#### TASK ITEM:
Would you print the full listing word for word?

#### THE DATA:
• • • • • • •

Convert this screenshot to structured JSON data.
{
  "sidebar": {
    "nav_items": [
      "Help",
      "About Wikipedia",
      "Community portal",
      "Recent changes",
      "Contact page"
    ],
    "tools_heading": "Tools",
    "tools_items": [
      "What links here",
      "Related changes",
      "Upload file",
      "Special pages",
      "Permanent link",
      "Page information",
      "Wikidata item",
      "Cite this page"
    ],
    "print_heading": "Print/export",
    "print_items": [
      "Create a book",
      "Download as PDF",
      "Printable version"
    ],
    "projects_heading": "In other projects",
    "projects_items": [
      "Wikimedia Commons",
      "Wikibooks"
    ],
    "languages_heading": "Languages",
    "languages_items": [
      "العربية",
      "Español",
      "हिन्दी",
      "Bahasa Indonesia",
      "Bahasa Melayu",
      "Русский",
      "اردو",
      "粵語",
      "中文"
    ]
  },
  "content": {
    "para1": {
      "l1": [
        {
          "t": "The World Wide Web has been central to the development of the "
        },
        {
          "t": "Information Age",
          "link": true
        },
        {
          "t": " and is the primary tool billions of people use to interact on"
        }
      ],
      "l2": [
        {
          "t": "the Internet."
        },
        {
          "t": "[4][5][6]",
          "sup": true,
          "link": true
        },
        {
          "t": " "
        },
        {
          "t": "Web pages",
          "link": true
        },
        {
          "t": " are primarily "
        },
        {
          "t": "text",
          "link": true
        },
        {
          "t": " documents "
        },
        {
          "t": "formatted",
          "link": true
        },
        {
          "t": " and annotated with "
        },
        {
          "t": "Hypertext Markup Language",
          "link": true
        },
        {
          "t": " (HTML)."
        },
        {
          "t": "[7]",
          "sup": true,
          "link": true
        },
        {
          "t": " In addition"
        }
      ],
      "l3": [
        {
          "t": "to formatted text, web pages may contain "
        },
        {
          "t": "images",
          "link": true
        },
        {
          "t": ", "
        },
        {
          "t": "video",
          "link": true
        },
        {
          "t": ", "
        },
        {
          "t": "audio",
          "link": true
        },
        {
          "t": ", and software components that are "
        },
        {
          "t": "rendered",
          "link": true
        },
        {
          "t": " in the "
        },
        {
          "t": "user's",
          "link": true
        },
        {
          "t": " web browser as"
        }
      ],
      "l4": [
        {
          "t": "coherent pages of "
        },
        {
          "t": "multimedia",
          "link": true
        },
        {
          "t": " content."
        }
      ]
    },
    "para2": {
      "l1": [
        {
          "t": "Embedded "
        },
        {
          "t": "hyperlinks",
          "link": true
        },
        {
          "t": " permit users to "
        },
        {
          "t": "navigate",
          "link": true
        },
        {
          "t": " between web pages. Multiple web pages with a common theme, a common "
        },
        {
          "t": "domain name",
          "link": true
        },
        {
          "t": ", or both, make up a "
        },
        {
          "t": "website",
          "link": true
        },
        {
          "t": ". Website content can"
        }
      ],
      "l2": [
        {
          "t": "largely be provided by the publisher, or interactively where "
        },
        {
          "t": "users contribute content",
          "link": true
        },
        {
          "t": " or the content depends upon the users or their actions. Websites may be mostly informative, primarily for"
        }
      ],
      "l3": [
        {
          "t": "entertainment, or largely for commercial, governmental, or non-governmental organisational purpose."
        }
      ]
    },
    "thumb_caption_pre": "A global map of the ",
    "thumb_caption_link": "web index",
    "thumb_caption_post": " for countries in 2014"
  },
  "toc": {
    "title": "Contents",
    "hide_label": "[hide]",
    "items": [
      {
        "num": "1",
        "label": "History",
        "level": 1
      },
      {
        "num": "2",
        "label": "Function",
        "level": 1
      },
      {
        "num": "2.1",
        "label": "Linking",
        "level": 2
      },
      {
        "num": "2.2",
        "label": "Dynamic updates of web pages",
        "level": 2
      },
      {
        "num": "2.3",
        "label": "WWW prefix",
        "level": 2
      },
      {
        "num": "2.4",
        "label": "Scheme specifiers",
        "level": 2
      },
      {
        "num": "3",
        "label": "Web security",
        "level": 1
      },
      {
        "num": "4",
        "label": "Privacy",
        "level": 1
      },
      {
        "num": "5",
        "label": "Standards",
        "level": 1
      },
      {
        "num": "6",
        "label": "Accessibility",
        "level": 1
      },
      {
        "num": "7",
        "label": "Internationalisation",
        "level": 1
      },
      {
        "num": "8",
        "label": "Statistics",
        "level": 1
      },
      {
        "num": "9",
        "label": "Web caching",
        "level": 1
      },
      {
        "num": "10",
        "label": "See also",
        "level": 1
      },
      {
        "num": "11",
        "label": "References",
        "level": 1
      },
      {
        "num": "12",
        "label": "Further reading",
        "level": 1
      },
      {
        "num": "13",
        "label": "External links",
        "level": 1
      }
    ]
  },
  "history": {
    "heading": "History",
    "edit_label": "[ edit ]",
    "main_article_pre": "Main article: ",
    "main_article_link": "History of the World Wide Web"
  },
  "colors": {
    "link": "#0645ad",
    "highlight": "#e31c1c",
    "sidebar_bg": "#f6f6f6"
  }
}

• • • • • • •

#### RESULT:
Convert this screenshot to structured JSON data.
{
  "sidebar": {
    "nav_items": [
      "Help",
      "About Wikipedia",
      "Community portal",
      "Recent changes",
      "Contact page"
    ],
    "tools_heading": "Tools",
    "tools_items": [
      "What links here",
      "Related changes",
      "Upload file",
      "Special pages",
      "Permanent link",
      "Page information",
      "Wikidata item",
      "Cite this page"
    ],
    "print_heading": "Print/export",
    "print_items": [
      "Create a book",
      "Download as PDF",
      "Printable version"
    ],
    "projects_heading": "In other projects",
    "projects_items": [
      "Wikimedia Commons",
      "Wikibooks"
    ],
    "languages_heading": "Languages",
    "languages_items": [
      "العربية",
      "Español",
      "हिन्दी",
      "Bahasa Indonesia",
      "Bahasa Melayu",
      "Русский",
      "اردو",
      "粵語",
      "中文"
    ]
  },
  "content": {
    "para1": {
      "l1": [
        {
          "t": "The World Wide Web has been central to the development of the "
        },
        {
          "t": "Information Age",
          "link": true
        },
        {
          "t": " and is the primary tool billions of people use to interact on"
        }
      ],
      "l2": [
        {
          "t": "the Internet."
        },
        {
          "t": "[4][5][6]",
          "sup": true,
          "link": true
        },
        {
          "t": " "
        },
        {
          "t": "Web pages",
          "link": true
        },
        {
          "t": " are primarily "
        },
        {
          "t": "text",
          "link": true
        },
        {
          "t": " documents "
        },
        {
          "t": "formatted",
          "link": true
        },
        {
          "t": " and annotated with "
        },
        {
          "t": "Hypertext Markup Language",
          "link": true
        },
        {
          "t": " (HTML)."
        },
        {
          "t": "[7]",
          "sup": true,
          "link": true
        },
        {
          "t": " In addition"
        }
      ],
      "l3": [
        {
          "t": "to formatted text, web pages may contain "
        },
        {
          "t": "images",
          "link": true
        },
        {
          "t": ", "
        },
        {
          "t": "video",
          "link": true
        },
        {
          "t": ", "
        },
        {
          "t": "audio",
          "link": true
        },
        {
          "t": ", and software components that are "
        },
        {
          "t": "rendered",
          "link": true
        },
        {
          "t": " in the "
        },
        {
          "t": "user's",
          "link": true
        },
        {
          "t": " web browser as"
        }
      ],
      "l4": [
        {
          "t": "coherent pages of "
        },
        {
          "t": "multimedia",
          "link": true
        },
        {
          "t": " content."
        }
      ]
    },
    "para2": {
      "l1": [
        {
          "t": "Embedded "
        },
        {
          "t": "hyperlinks",
          "link": true
        },
        {
          "t": " permit users to "
        },
        {
          "t": "navigate",
          "link": true
        },
        {
          "t": " between web pages. Multiple web pages with a common theme, a common "
        },
        {
          "t": "domain name",
          "link": true
        },
        {
          "t": ", or both, make up a "
        },
        {
          "t": "website",
          "link": true
        },
        {
          "t": ". Website content can"
        }
      ],
      "l2": [
        {
          "t": "largely be provided by the publisher, or interactively where "
        },
        {
          "t": "users contribute content",
          "link": true
        },
        {
          "t": " or the content depends upon the users or their actions. Websites may be mostly informative, primarily for"
        }
      ],
      "l3": [
        {
          "t": "entertainment, or largely for commercial, governmental, or non-governmental organisational purpose."
        }
      ]
    },
    "thumb_caption_pre": "A global map of the ",
    "thumb_caption_link": "web index",
    "thumb_caption_post": " for countries in 2014"
  },
  "toc": {
    "title": "Contents",
    "hide_label": "[hide]",
    "items": [
      {
        "num": "1",
        "label": "History",
        "level": 1
      },
      {
        "num": "2",
        "label": "Function",
        "level": 1
      },
      {
        "num": "2.1",
        "label": "Linking",
        "level": 2
      },
      {
        "num": "2.2",
        "label": "Dynamic updates of web pages",
        "level": 2
      },
      {
        "num": "2.3",
        "label": "WWW prefix",
        "level": 2
      },
      {
        "num": "2.4",
        "label": "Scheme specifiers",
        "level": 2
      },
      {
        "num": "3",
        "label": "Web security",
        "level": 1
      },
      {
        "num": "4",
        "label": "Privacy",
        "level": 1
      },
      {
        "num": "5",
        "label": "Standards",
        "level": 1
      },
      {
        "num": "6",
        "label": "Accessibility",
        "level": 1
      },
      {
        "num": "7",
        "label": "Internationalisation",
        "level": 1
      },
      {
        "num": "8",
        "label": "Statistics",
        "level": 1
      },
      {
        "num": "9",
        "label": "Web caching",
        "level": 1
      },
      {
        "num": "10",
        "label": "See also",
        "level": 1
      },
      {
        "num": "11",
        "label": "References",
        "level": 1
      },
      {
        "num": "12",
        "label": "Further reading",
        "level": 1
      },
      {
        "num": "13",
        "label": "External links",
        "level": 1
      }
    ]
  },
  "history": {
    "heading": "History",
    "edit_label": "[ edit ]",
    "main_article_pre": "Main article: ",
    "main_article_link": "History of the World Wide Web"
  },
  "colors": {
    "link": "#0645ad",
    "highlight": "#e31c1c",
    "sidebar_bg": "#f6f6f6"
  }
}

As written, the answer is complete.